So, President Arthur Peter Mutharika — otherwise known as APM these days — has bent over backwards to accommodate a bunch of folks who claim to have been speaking on behalf of Malawians against government’s dilution of its shares in Malawi Savings Bank (MSB) — an institution that government wholly owns.
We all know that the arguments against the divestiture — just like the President’s basis for suspending the transaction — are largely premised on nostalgia and political grandstanding, not cold hard spreadsheet facts, which are clearly in favour of divestiture.
Let me remind everyone.
MSB is a significantly illiquid bank. It is also a critically undercapitalised financial house.
Its liquidity position stands at 15.7 percent against the required minimum of 30 percent.
According to the law, one of the measures is for the stressed bank to divest its equity, a process that the spineless APM has just frozen simply because he is too timid to make a decision.
Furthermore, MSB needs at least K23.7 billion to smooth out its minimum capital and liquidity requirement. This is money that the shareholder — government — does not have.
The Democratic Progressive Party-led government has admitted it does not have the money. And they are right.

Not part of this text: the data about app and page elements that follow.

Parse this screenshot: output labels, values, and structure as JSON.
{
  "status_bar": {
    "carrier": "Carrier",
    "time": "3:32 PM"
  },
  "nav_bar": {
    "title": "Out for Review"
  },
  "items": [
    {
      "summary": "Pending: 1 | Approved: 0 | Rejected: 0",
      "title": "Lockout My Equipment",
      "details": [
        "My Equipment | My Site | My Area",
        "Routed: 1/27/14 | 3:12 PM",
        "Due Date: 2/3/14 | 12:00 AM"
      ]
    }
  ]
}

Why should government pump in all that money into a bank whose dividend payout history is so pathetic?
Why should government throw bad money after bad when crucial ministries, departments and agencies have just had ruthless budget cuts in the 2015/16 National Budget simply because Capital Hill is embarrassingly broke?
If government wants to pander to some jokers masquerading as self-appointed defenders of our interests in MSB, how will it ensure that MSB has the resources to continue operating without forcing the Reserve Bank of Malawi (RBM) to lose its credibility among market players?
When he suspended the sale on Wednesday, the President did not indicate that his administration will pump in this kind of money.
Yet, by the end of the day, MSB must meet Basel II requirements, acceptable capital adequacy ratios and other regulatory obligations as stipulated by the RBM, which has been coddling MSB for too long while cracking the while on the commercial bank’s competitors — all of which has been giving unfair advantage to the State-owned institution over others in the market.
Additionally, Mutharika’s statements, when announcing the suspension, were so contradictory that one wonders if he knew what he was talking about or what he wants by the end of the day.
For example, he said in reaching the suspension decision, he had listened to both sides of the argument.
Yet, he said the sale freeze was to encourage debate on the matter. Hadn’t he just admitted that the country has already had a lengthy debate on the matter?
To me what this means is that APM wants to listen to the same arguments all over again. What he intends to achieve after listening to this chit-chat is as clear as opaque beer.
The point is that the President has already listened to both sides — what he needs to do is make the decision whether to divest MSB or not.
Postponing that decision in the shabby name of ‘encouraging more debate’ is a cowardly act only a leader without a backbone can pull-off.
This suspension will neither help Malawians nor the bank — in fact, it is bad for both. The cloud of uncertainty round MSB is what will send the bank further gasping for breath.
Any company — let alone a bank — that has no strategic direction cannot instil confidence in its clients and investors. And in banking, confidence is everything. This so-called review of the transaction may not yield much.
And given how long we take to ‘review’ things in this country — just look at the eight-month and counting oil and gas exploration license reviews — this will be a long, agonising path for MSB, which may bring it to its knees.
Another curious thing is that the President alluded to how similar dithering shrunk Air Malawi to near scrap value.
“We argued, quarrelled and rumbled about it [Air Malawi sale]. By the time we concluded the transaction, Air Malawi was a mere shell and government ended up with huge debts to settle.
“Government would like to avoid a similar situation happening in the case of Malawi Savings Bank because it would be more detrimental to the interests of the company than was the case with Air Malawi,” the President pointed out.
Excellent lesson learned and recalled, Mr. President, so, why are you dancing around in little circles, sir, instead of being decisive on the matter?